Rick Santorum

Rick Santorum is still widely considered a long-shot candidate, but he earned his fair share of airtime in Tuesday’s debate. And while the former Pennsylvania senator may not have said much to change how America feels about him – he endorsed racial profiling Muslims and mistakenly referred to Africa as a country – he made his best effort to make his way back onto the public’s radar.

  • LOSERS

Herman Cain

Herman Cain did not have the standout moment he needed to prove to voters he has a command of foreign policy. After surging in the polls, Cain’s campaign has lost momentum in recent days, most notably after stumbling over a question regarding Libya. The only memorable moment from Cain in this debate came when he flubbed debate moderator Wolf Blitzer’s name, calling the CNN anchor “Blitz.”

Rick Perry

The Texas governor took some bold positions during this debate, but his policy stances were vigorously challenged by his colleagues.
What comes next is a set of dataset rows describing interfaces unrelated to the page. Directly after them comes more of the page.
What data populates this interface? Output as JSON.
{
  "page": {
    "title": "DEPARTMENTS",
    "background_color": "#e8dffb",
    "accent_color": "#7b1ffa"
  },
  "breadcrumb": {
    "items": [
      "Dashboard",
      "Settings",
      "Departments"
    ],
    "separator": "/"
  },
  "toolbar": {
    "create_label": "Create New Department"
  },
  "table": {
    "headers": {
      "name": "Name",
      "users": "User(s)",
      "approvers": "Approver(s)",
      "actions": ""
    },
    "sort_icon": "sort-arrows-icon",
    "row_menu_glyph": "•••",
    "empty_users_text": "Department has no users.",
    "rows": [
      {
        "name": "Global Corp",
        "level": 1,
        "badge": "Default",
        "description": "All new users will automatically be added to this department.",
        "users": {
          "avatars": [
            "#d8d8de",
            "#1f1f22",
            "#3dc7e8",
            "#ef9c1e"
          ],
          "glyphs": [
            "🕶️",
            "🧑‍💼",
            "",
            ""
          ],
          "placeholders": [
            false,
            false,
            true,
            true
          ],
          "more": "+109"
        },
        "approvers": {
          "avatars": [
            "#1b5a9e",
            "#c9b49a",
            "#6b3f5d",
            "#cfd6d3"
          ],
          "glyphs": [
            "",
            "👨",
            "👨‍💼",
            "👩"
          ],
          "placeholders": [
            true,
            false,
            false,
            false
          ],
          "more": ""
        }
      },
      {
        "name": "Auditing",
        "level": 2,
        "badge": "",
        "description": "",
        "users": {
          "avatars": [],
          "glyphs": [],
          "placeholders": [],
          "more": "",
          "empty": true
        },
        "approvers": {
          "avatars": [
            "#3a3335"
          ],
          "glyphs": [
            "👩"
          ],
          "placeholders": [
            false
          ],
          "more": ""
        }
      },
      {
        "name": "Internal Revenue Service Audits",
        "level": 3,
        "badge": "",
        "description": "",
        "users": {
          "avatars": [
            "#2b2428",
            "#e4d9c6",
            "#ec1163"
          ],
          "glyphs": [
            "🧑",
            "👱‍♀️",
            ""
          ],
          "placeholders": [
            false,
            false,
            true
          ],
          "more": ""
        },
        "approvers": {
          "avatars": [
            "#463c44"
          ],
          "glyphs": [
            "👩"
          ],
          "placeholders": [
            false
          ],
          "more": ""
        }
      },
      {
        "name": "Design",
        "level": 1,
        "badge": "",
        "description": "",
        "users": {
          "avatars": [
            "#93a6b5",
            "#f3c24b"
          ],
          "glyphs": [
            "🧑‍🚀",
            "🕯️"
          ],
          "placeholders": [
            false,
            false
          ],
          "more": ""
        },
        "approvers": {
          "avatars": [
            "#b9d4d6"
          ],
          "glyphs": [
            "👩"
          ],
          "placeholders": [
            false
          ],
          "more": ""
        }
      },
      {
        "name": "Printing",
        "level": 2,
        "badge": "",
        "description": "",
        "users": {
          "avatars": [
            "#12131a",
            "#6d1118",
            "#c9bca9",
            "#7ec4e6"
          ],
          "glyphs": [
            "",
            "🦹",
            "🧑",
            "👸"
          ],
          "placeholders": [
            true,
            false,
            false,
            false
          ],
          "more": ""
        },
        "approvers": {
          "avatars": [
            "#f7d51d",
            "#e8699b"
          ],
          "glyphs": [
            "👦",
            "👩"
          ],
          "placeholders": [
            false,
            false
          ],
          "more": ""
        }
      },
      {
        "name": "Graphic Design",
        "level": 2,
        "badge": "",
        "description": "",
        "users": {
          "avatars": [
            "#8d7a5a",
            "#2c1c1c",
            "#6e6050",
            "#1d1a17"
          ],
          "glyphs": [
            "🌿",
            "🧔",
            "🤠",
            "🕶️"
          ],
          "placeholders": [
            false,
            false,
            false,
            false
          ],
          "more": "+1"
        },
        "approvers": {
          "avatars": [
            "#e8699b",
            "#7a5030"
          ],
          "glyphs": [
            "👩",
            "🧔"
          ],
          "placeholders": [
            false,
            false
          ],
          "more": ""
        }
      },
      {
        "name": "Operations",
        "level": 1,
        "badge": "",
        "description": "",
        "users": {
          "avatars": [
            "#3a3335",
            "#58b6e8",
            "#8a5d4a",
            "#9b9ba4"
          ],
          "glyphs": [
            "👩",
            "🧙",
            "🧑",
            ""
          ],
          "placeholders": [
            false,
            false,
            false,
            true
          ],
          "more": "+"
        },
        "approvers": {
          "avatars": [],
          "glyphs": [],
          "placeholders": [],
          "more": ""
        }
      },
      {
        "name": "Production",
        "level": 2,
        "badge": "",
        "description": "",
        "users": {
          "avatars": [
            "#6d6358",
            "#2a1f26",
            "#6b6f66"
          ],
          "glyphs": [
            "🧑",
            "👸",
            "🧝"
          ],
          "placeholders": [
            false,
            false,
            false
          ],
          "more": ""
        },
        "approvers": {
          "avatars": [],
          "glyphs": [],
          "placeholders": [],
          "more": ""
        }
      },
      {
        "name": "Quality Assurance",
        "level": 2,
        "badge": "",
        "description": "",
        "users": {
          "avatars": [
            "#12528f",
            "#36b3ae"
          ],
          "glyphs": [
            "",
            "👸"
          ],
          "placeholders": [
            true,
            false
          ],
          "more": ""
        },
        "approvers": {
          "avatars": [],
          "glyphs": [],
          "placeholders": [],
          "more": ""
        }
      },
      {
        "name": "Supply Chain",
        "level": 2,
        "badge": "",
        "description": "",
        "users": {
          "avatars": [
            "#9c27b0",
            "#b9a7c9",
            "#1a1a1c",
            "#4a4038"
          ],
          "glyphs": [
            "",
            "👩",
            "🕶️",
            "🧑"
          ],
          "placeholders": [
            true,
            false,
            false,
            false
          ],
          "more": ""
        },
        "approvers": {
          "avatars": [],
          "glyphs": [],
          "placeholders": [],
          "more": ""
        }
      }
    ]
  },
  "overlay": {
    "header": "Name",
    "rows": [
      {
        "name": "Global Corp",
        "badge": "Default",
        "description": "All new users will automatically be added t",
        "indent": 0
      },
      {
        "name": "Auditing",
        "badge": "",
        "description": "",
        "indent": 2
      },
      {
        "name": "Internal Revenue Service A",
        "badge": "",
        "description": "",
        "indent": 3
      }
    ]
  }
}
Perry almost seemed to immediately backtrack on the tough stance he took against foreign aid to Pakistan after Michele Bachmann called his position “naive.” Perry was also on the defense when other candidates — Mitt Romney, Herman Cain and Ron Paul — said they disagreed with Perry’s assertion that the U.S. should consider a no-fly zone over Syria.